(Beginning of EXERCISE MATERIAL)

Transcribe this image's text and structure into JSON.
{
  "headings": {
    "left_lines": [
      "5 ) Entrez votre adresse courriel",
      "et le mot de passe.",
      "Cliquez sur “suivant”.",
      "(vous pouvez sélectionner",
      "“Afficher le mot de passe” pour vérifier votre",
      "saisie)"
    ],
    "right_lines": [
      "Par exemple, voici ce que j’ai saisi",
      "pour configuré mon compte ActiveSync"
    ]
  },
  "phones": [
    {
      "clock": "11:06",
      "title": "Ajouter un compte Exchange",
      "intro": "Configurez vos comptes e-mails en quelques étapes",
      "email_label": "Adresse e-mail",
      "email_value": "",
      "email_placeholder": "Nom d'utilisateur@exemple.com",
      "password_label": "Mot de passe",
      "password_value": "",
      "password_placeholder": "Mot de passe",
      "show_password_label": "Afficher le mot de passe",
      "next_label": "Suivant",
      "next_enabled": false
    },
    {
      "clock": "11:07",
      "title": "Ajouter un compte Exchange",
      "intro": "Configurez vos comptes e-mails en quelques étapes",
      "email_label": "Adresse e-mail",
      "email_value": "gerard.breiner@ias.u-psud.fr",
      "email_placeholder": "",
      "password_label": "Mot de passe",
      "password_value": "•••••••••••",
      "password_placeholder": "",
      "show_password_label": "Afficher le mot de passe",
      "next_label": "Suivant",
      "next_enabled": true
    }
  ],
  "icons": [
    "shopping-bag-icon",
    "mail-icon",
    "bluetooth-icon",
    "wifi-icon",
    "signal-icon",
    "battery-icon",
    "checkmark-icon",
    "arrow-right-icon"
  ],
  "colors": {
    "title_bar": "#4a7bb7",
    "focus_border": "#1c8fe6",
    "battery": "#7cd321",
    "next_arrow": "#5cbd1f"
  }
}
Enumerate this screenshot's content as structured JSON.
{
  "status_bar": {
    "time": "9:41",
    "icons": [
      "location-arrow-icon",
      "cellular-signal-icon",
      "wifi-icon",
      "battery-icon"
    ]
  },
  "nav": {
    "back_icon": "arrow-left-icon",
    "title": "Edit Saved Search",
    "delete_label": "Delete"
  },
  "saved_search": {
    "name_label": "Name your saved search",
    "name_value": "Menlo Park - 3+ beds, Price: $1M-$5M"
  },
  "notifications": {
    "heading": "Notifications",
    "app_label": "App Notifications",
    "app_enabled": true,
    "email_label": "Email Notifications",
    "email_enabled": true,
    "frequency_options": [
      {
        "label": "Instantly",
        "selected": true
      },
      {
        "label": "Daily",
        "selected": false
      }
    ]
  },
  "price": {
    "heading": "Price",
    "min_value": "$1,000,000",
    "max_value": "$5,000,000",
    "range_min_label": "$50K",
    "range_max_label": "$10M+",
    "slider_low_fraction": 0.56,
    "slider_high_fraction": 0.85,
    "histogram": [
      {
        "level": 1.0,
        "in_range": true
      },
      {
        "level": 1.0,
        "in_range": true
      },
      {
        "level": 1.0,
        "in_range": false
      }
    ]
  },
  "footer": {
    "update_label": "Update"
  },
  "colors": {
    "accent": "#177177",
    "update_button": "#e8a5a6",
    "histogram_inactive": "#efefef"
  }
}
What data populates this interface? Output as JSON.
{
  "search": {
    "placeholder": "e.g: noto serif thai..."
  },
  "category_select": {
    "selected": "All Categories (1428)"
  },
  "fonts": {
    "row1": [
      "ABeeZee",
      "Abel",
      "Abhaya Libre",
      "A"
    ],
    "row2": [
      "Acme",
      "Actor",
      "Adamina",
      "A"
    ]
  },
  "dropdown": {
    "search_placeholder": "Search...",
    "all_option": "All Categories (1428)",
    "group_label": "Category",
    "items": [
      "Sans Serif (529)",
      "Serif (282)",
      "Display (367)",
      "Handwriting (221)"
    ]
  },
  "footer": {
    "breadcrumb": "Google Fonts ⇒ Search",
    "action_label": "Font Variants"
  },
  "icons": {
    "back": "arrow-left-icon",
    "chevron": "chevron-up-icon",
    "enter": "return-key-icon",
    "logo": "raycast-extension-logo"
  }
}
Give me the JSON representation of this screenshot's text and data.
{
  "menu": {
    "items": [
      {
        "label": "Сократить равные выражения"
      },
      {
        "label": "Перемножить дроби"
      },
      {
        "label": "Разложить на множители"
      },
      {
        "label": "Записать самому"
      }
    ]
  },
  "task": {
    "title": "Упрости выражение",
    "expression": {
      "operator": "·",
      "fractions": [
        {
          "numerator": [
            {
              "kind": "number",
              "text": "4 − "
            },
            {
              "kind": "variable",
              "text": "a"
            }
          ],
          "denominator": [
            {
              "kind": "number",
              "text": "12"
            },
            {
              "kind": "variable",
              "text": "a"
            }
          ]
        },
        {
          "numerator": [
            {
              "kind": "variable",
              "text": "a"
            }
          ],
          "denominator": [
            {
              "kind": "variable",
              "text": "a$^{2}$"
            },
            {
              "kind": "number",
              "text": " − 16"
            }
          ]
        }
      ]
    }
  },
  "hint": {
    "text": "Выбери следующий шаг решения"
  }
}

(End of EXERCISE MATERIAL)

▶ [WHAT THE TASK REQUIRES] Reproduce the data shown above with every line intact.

▶ [EXPECTED ANSWER]
Transcribe this image's text and structure into JSON.
{
  "headings": {
    "left_lines": [
      "5 ) Entrez votre adresse courriel",
      "et le mot de passe.",
      "Cliquez sur “suivant”.",
      "(vous pouvez sélectionner",
      "“Afficher le mot de passe” pour vérifier votre",
      "saisie)"
    ],
    "right_lines": [
      "Par exemple, voici ce que j’ai saisi",
      "pour configuré mon compte ActiveSync"
    ]
  },
  "phones": [
    {
      "clock": "11:06",
      "title": "Ajouter un compte Exchange",
      "intro": "Configurez vos comptes e-mails en quelques étapes",
      "email_label": "Adresse e-mail",
      "email_value": "",
      "email_placeholder": "Nom d'utilisateur@exemple.com",
      "password_label": "Mot de passe",
      "password_value": "",
      "password_placeholder": "Mot de passe",
      "show_password_label": "Afficher le mot de passe",
      "next_label": "Suivant",
      "next_enabled": false
    },
    {
      "clock": "11:07",
      "title": "Ajouter un compte Exchange",
      "intro": "Configurez vos comptes e-mails en quelques étapes",
      "email_label": "Adresse e-mail",
      "email_value": "gerard.breiner@ias.u-psud.fr",
      "email_placeholder": "",
      "password_label": "Mot de passe",
      "password_value": "•••••••••••",
      "password_placeholder": "",
      "show_password_label": "Afficher le mot de passe",
      "next_label": "Suivant",
      "next_enabled": true
    }
  ],
  "icons": [
    "shopping-bag-icon",
    "mail-icon",
    "bluetooth-icon",
    "wifi-icon",
    "signal-icon",
    "battery-icon",
    "checkmark-icon",
    "arrow-right-icon"
  ],
  "colors": {
    "title_bar": "#4a7bb7",
    "focus_border": "#1c8fe6",
    "battery": "#7cd321",
    "next_arrow": "#5cbd1f"
  }
}
Enumerate this screenshot's content as structured JSON.
{
  "status_bar": {
    "time": "9:41",
    "icons": [
      "location-arrow-icon",
      "cellular-signal-icon",
      "wifi-icon",
      "battery-icon"
    ]
  },
  "nav": {
    "back_icon": "arrow-left-icon",
    "title": "Edit Saved Search",
    "delete_label": "Delete"
  },
  "saved_search": {
    "name_label": "Name your saved search",
    "name_value": "Menlo Park - 3+ beds, Price: $1M-$5M"
  },
  "notifications": {
    "heading": "Notifications",
    "app_label": "App Notifications",
    "app_enabled": true,
    "email_label": "Email Notifications",
    "email_enabled": true,
    "frequency_options": [
      {
        "label": "Instantly",
        "selected": true
      },
      {
        "label": "Daily",
        "selected": false
      }
    ]
  },
  "price": {
    "heading": "Price",
    "min_value": "$1,000,000",
    "max_value": "$5,000,000",
    "range_min_label": "$50K",
    "range_max_label": "$10M+",
    "slider_low_fraction": 0.56,
    "slider_high_fraction": 0.85,
    "histogram": [
      {
        "level": 1.0,
        "in_range": true
      },
      {
        "level": 1.0,
        "in_range": true
      },
      {
        "level": 1.0,
        "in_range": false
      }
    ]
  },
  "footer": {
    "update_label": "Update"
  },
  "colors": {
    "accent": "#177177",
    "update_button": "#e8a5a6",
    "histogram_inactive": "#efefef"
  }
}
What data populates this interface? Output as JSON.
{
  "search": {
    "placeholder": "e.g: noto serif thai..."
  },
  "category_select": {
    "selected": "All Categories (1428)"
  },
  "fonts": {
    "row1": [
      "ABeeZee",
      "Abel",
      "Abhaya Libre",
      "A"
    ],
    "row2": [
      "Acme",
      "Actor",
      "Adamina",
      "A"
    ]
  },
  "dropdown": {
    "search_placeholder": "Search...",
    "all_option": "All Categories (1428)",
    "group_label": "Category",
    "items": [
      "Sans Serif (529)",
      "Serif (282)",
      "Display (367)",
      "Handwriting (221)"
    ]
  },
  "footer": {
    "breadcrumb": "Google Fonts ⇒ Search",
    "action_label": "Font Variants"
  },
  "icons": {
    "back": "arrow-left-icon",
    "chevron": "chevron-up-icon",
    "enter": "return-key-icon",
    "logo": "raycast-extension-logo"
  }
}
Give me the JSON representation of this screenshot's text and data.
{
  "menu": {
    "items": [
      {
        "label": "Сократить равные выражения"
      },
      {
        "label": "Перемножить дроби"
      },
      {
        "label": "Разложить на множители"
      },
      {
        "label": "Записать самому"
      }
    ]
  },
  "task": {
    "title": "Упрости выражение",
    "expression": {
      "operator": "·",
      "fractions": [
        {
          "numerator": [
            {
              "kind": "number",
              "text": "4 − "
            },
            {
              "kind": "variable",
              "text": "a"
            }
          ],
          "denominator": [
            {
              "kind": "number",
              "text": "12"
            },
            {
              "kind": "variable",
              "text": "a"
            }
          ]
        },
        {
          "numerator": [
            {
              "kind": "variable",
              "text": "a"
            }
          ],
          "denominator": [
            {
              "kind": "variable",
              "text": "a$^{2}$"
            },
            {
              "kind": "number",
              "text": " − 16"
            }
          ]
        }
      ]
    }
  },
  "hint": {
    "text": "Выбери следующий шаг решения"
  }
}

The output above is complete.